Under an agreement signed between China and Kazakhstan in September 2004, the center will be developed into a "free port" with free trade and investment, free exits and entrances for business people, along with multiple functions of processing, manufacturing, trade, merchandise procurement, finance services, tourism and entertainment.
"The port is one of the major moves in building Xinjiang into a bridgehead expanding trade ties with the central Asian countries," said Ismail Tiliwaldi, chairman of the Xinjiang Uygur Autonomous Region.
Xinjiang borders Mongolia, Russia, Kazakhstan, Kyrgyzstan, Tajikistan, Afghanistan, Pakistan and India, with a borderline extending 5,600 kilometers, which has by now set up trade ties with more than 100 countries and regions,
To be a trade center and a gateway in central Asia, Xinjiang has developed 28 trade ports along its border, which have become a long commercial corridor with the neighboring countries, the chairman said.
For instance, the Alataw Pass Port in Xinjiang has turned out to be China's second largest trading port on land, with annual cargo transport volume expected to hit 11 million tons this year.
A comprehensive economic zone integrating trade, processing, storaging and transportation has taken shape in the Alataw Pass Port area, which has witnessed exports of large quantities of Chinese-made foods, textiles, garments, shoes and chemical products as well as imports of rolled steel, crude oil and leather products from the central Asian countries.
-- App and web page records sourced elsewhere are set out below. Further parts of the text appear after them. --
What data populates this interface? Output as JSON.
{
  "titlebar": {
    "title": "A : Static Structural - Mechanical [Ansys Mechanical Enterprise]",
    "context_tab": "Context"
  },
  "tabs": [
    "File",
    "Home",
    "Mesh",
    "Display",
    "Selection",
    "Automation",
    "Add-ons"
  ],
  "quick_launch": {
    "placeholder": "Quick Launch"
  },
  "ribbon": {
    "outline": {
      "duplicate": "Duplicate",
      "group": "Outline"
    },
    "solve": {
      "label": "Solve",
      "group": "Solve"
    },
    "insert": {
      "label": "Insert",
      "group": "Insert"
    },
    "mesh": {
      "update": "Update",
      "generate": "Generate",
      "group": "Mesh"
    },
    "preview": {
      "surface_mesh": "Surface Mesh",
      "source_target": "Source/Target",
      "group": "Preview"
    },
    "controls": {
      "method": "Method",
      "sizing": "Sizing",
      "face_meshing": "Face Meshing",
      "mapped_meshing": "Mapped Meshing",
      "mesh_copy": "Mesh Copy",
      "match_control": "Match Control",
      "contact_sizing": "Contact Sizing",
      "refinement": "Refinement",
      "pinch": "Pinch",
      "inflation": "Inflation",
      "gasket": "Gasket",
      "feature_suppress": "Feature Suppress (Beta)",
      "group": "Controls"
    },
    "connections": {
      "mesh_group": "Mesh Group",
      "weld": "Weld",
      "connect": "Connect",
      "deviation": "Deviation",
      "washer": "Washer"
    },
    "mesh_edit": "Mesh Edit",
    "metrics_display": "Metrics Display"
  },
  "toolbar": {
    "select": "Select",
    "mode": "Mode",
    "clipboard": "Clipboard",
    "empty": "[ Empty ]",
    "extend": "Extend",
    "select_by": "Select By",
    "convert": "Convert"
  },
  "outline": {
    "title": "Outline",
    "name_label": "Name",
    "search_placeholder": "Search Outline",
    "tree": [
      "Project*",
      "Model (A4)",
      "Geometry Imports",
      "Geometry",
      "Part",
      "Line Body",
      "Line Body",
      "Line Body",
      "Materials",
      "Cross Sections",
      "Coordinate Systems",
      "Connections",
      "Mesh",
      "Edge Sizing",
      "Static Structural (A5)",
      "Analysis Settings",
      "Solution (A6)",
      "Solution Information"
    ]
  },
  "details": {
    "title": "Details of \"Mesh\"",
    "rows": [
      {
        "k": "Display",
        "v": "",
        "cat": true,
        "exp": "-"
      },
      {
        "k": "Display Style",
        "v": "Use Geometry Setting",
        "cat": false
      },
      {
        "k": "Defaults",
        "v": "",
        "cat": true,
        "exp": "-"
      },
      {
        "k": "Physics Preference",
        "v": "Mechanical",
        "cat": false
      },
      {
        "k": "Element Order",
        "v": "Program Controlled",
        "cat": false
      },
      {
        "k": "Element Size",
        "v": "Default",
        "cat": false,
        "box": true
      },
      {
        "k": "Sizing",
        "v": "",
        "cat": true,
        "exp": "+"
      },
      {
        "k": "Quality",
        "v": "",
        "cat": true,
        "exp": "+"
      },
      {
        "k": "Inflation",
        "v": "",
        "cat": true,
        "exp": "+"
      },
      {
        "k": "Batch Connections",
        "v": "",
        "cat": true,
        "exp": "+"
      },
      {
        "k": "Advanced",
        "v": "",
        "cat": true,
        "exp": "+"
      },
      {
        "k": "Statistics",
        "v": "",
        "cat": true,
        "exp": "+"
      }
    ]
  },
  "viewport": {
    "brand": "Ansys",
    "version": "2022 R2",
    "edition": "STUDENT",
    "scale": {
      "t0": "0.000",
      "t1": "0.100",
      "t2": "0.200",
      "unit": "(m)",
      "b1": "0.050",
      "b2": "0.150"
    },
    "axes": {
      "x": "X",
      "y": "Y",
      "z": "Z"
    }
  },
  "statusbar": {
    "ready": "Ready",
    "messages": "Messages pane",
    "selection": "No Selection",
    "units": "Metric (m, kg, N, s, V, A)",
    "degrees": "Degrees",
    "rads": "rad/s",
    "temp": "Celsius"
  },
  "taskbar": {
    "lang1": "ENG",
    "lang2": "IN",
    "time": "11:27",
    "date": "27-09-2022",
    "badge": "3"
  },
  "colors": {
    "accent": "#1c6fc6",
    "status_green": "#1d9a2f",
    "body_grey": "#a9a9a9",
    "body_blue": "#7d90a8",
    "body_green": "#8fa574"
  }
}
According to Ismail Tiliwaldi, about 28 transnational companies from the world's top 500, including many from Japan, Germany, Italy, the Republic of Korea, the United States and Denmark, have shown interest in trade cooperation with Xinjiang, using it as a springboard for markets in the central Asia.
The ancient "Silk Road" has been reinvigorated. Up to date, Xinjiang has developed a comprehensive 86,000-kilometer road network, including highways linking various border ports.
Moreover, 75 highways for passenger and cargo have been built leading to Kazakhstan, Kyrgyzstan, Tajikistan, Afghanistan, Pakistan and Mongolia, in addition to 96 domestic and international air routes.
The central Asian countries have become an important Chinese investment destination. Chinese enterprises, mainly from Xinjiang, have so far invested 2 billion US dollars in central Asia.
(Xinhua News Agency September 23, 2005)